# What you need to do
Look through the data that follows and work out how many lines contain the string "kind". Nothing but that number should be given.

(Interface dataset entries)
——

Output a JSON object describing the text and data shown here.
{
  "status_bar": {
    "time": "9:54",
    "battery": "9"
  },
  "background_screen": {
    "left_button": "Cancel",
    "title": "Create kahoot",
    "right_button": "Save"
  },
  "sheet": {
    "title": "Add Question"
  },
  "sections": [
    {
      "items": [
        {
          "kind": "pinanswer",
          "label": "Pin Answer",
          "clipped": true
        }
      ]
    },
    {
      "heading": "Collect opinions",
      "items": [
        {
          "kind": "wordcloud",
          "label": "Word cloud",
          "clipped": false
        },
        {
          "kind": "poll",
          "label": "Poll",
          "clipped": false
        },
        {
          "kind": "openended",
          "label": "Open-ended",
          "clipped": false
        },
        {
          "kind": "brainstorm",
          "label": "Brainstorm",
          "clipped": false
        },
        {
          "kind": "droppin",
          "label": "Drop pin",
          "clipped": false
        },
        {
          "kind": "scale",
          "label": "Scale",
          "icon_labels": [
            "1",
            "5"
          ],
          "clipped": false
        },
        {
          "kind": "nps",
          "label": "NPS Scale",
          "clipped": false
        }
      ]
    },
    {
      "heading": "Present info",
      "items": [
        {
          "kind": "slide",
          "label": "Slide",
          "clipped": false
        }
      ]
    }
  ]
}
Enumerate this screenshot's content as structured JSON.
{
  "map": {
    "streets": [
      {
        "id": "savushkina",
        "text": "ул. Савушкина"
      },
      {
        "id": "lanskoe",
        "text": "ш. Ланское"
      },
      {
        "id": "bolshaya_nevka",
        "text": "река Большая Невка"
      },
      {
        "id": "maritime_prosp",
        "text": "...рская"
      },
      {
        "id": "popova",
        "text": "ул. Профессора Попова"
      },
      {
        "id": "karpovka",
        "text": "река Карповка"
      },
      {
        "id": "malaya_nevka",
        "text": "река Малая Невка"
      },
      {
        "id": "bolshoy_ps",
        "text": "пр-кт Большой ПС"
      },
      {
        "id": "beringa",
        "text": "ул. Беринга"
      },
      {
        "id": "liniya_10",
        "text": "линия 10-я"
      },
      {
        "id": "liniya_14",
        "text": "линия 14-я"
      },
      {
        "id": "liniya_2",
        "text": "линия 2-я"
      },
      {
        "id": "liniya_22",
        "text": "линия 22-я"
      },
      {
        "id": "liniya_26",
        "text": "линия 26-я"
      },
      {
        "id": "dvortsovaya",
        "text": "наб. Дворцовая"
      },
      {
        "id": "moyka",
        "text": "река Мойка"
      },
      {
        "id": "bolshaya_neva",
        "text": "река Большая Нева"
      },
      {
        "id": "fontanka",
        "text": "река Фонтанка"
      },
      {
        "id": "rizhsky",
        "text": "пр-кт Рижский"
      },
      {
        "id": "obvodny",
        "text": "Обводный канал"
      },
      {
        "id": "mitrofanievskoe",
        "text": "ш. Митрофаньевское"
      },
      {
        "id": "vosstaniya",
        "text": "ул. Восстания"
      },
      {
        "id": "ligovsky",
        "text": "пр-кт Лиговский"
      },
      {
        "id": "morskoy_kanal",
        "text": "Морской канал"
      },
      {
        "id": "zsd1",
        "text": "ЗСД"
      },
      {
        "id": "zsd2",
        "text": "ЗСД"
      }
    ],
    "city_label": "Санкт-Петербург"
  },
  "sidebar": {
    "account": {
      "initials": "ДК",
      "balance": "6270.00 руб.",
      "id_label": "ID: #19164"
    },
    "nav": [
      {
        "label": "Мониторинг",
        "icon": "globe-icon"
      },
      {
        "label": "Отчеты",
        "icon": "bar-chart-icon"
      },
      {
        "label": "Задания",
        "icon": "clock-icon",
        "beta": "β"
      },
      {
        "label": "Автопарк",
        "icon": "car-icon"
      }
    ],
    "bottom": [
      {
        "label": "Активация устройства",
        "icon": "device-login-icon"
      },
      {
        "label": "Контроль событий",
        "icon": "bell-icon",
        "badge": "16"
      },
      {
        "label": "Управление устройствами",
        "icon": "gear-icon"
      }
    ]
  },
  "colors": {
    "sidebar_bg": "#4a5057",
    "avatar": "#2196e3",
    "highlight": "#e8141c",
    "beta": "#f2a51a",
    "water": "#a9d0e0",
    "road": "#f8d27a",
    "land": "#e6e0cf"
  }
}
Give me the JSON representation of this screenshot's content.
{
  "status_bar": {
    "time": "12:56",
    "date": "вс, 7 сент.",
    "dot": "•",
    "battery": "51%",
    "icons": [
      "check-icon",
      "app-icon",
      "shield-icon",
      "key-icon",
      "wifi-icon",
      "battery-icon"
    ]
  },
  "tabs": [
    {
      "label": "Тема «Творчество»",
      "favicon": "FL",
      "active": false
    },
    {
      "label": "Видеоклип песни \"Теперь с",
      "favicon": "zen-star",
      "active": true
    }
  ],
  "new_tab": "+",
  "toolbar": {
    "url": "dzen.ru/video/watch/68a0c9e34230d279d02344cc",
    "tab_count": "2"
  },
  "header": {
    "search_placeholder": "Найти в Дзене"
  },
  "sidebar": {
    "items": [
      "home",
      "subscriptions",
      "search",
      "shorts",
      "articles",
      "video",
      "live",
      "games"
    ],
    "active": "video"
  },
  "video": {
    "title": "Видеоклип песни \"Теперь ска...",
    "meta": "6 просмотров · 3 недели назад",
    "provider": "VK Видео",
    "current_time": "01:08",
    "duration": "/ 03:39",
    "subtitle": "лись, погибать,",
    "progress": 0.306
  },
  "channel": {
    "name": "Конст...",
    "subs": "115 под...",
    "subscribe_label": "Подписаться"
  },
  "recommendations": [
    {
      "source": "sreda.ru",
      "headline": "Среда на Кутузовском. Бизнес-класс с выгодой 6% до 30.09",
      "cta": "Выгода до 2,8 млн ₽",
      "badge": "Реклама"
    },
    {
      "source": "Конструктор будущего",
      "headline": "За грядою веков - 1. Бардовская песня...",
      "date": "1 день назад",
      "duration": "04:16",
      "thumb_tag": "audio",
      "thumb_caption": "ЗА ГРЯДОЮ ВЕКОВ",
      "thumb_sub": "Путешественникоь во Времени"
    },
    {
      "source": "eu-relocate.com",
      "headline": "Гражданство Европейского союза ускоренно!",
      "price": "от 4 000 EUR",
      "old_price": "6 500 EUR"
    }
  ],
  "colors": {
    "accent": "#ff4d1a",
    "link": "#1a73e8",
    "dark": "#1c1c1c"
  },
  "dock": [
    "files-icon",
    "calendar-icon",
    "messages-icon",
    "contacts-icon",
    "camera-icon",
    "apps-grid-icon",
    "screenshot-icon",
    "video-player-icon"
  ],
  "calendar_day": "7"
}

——

# Solution for this problem
9